● Task details:
Should the listing contain images, exclude them; give the rest again exactly.

#####

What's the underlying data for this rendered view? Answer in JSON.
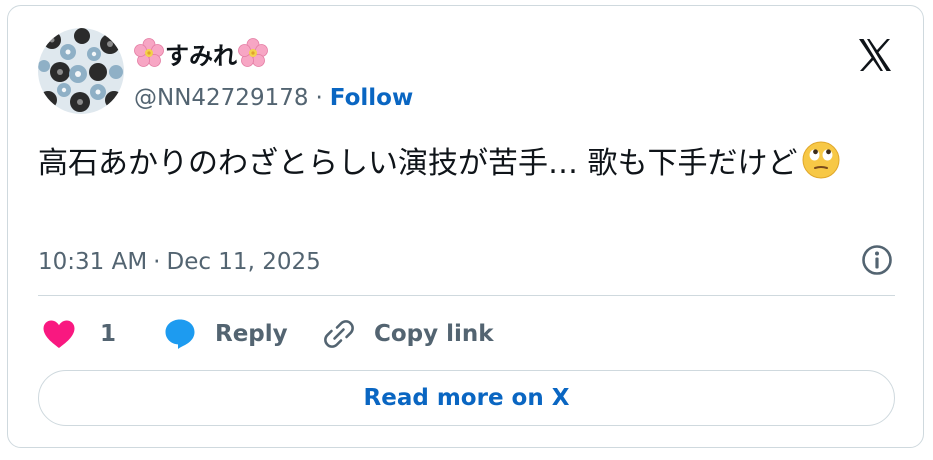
{
  "author": {
    "display_name": "すみれ",
    "name_emoji": "cherry-blossom",
    "handle": "@NN42729178",
    "separator": "·",
    "follow_label": "Follow",
    "avatar_icon": "floral-pattern-avatar"
  },
  "tweet": {
    "text": "高石あかりのわざとらしい演技が苦手… 歌も下手だけど",
    "trailing_emoji": "face-with-rolling-eyes"
  },
  "meta": {
    "time": "10:31 AM",
    "separator": "·",
    "date": "Dec 11, 2025"
  },
  "actions": {
    "like_count": "1",
    "reply_label": "Reply",
    "copy_link_label": "Copy link"
  },
  "read_more_label": "Read more on X",
  "icons": {
    "brand": "x-logo-icon",
    "info": "info-icon",
    "like": "heart-icon",
    "reply": "speech-bubble-icon",
    "copy": "link-icon"
  },
  "colors": {
    "link": "#0a66c2",
    "heart": "#f91880",
    "reply_bubble": "#1d9bf0",
    "muted_text": "#536471",
    "border": "#cfd9de"
  }
}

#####

● Task response:
What's the underlying data for this rendered view? Answer in JSON.
{
  "author": {
    "display_name": "すみれ",
    "name_emoji": "cherry-blossom",
    "handle": "@NN42729178",
    "separator": "·",
    "follow_label": "Follow",
    "avatar_icon": "floral-pattern-avatar"
  },
  "tweet": {
    "text": "高石あかりのわざとらしい演技が苦手… 歌も下手だけど",
    "trailing_emoji": "face-with-rolling-eyes"
  },
  "meta": {
    "time": "10:31 AM",
    "separator": "·",
    "date": "Dec 11, 2025"
  },
  "actions": {
    "like_count": "1",
    "reply_label": "Reply",
    "copy_link_label": "Copy link"
  },
  "read_more_label": "Read more on X",
  "icons": {
    "brand": "x-logo-icon",
    "info": "info-icon",
    "like": "heart-icon",
    "reply": "speech-bubble-icon",
    "copy": "link-icon"
  },
  "colors": {
    "link": "#0a66c2",
    "heart": "#f91880",
    "reply_bubble": "#1d9bf0",
    "muted_text": "#536471",
    "border": "#cfd9de"
  }
}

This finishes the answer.